“I think promoting this whole narrative and celebrating a sociopathic, narcissistic, proven criminal is wrong,” Rachel Williams said in an interview with Vanity Fair.
"Having had a front-row seat to [the Anna circus] for far too long, I’ve studied the way a con works more than anybody needs to," she continued. "You watch the spectacle, but you’re not paying attention to what’s being marketed."
Following years of swindling her supposed closest friends out of large sums of cash, Sorokin — who went by the alias Anna Delvey — was convicted of eight separate charges including second-degree grand larceny, first-degree attempted grand larceny and theft of services. Prior to her conviction, she managed to con Williams out of a whopping $62,000.
Williams — who was described by Netflix as "a natural-born follower whose blind worship of Anna almost destroys her job, her credit, and her life," as well as Sorokin's "greatest creation" — was not only "taken off guard" by her portrayal, but felt it failed at any sort of feminist narrative to refer to her as some helpless creation of a proven criminal.
"I looked at it and I was like, Really? That’s where you’re going to go with this?" she told the outlet. "So I had some unease, but nobody thinks that someone is going to be reckless with facts, especially when the character is given my name. To me, it’s not making a statement but convoluting truth in a way that’s dangerous."
While Williams hasn't had the stomach to binge the series in its entirety, she admitted she's been skimming the show and is concerned with blatant "inaccuracies" that she's found. She also expressed her concern regarding the dangers of using true crime as entertainment when the facts are purposefully skewed for laughs.

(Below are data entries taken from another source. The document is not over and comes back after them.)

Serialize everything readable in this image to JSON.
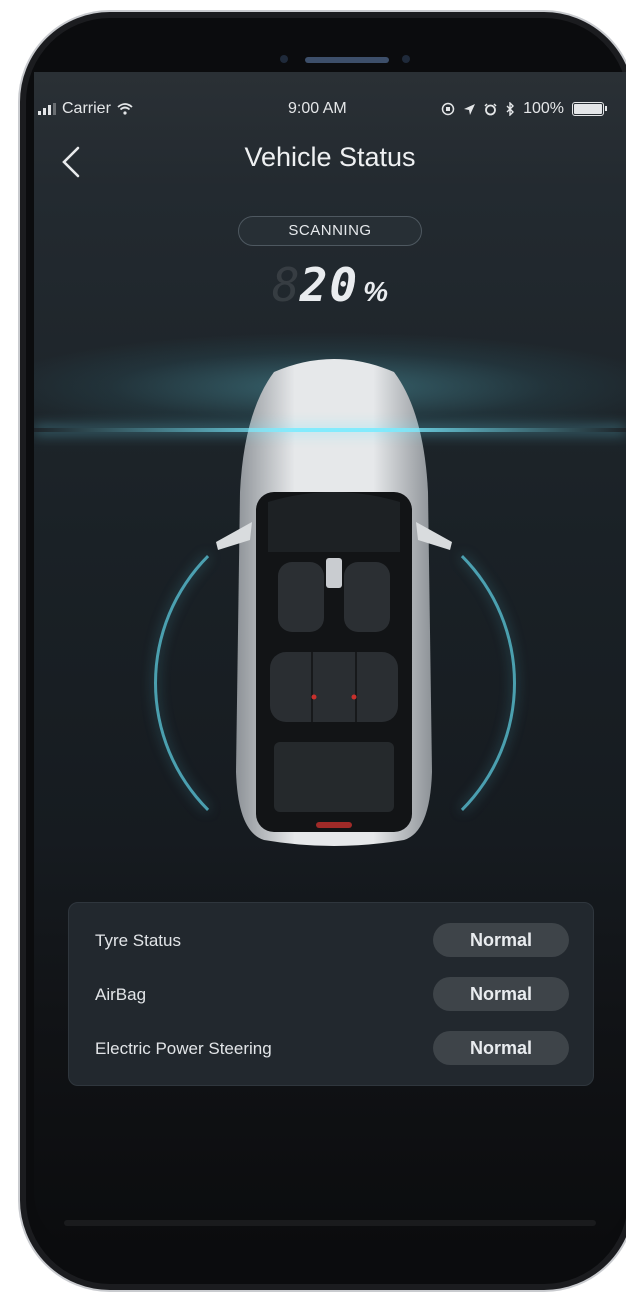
{
  "status_bar": {
    "carrier": "Carrier",
    "time": "9:00 AM",
    "battery": "100%"
  },
  "nav": {
    "title": "Vehicle Status"
  },
  "scan": {
    "label": "SCANNING",
    "ghost_digit": "8",
    "value": "20",
    "unit": "%",
    "progress": 0.2
  },
  "checks": [
    {
      "label": "Tyre Status",
      "status": "Normal"
    },
    {
      "label": "AirBag",
      "status": "Normal"
    },
    {
      "label": "Electric Power Steering",
      "status": "Normal"
    }
  ],
  "colors": {
    "accent": "#6fe0f2",
    "background": "#1a2126",
    "card": "#22282e",
    "badge": "#3e4449"
  },
  "icons": [
    "signal-icon",
    "wifi-icon",
    "orientation-lock-icon",
    "location-icon",
    "alarm-icon",
    "bluetooth-icon",
    "battery-icon",
    "back-chevron-icon"
  ]
}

"I think it’s worth exploring at what point a half-truth is more dangerous than a lie," she explained, speaking of the show's disclaimer that it is all true "except for the parts that aren't."
"I think that’s really dangerous territory." She added, "Plus, it affected real-time criminal-justice proceedings."
Williams also noted that the entire act of creating a Netflix show about Sorokin's life could be feeding into her skills as a con artist, assuring that a new narrative is pushed to the public that makes audiences empathize with her while making her victims appear complicit. (The convicted felon was later paid $320,000 for rights to her life story.)
"Everyone talks about Anna’s star power — they were so clearly taken with this subject that they began to empathize with her," she insisted. "If you think about it, what do con artists do? They tell stories."
"Stories have so much power when it comes to creating belief," Williams concluded. "So everybody has bought into this fantastical narrative that has become so devoid of fact but still has the illusion of truth. The facts are boring, I guess, but they’re important."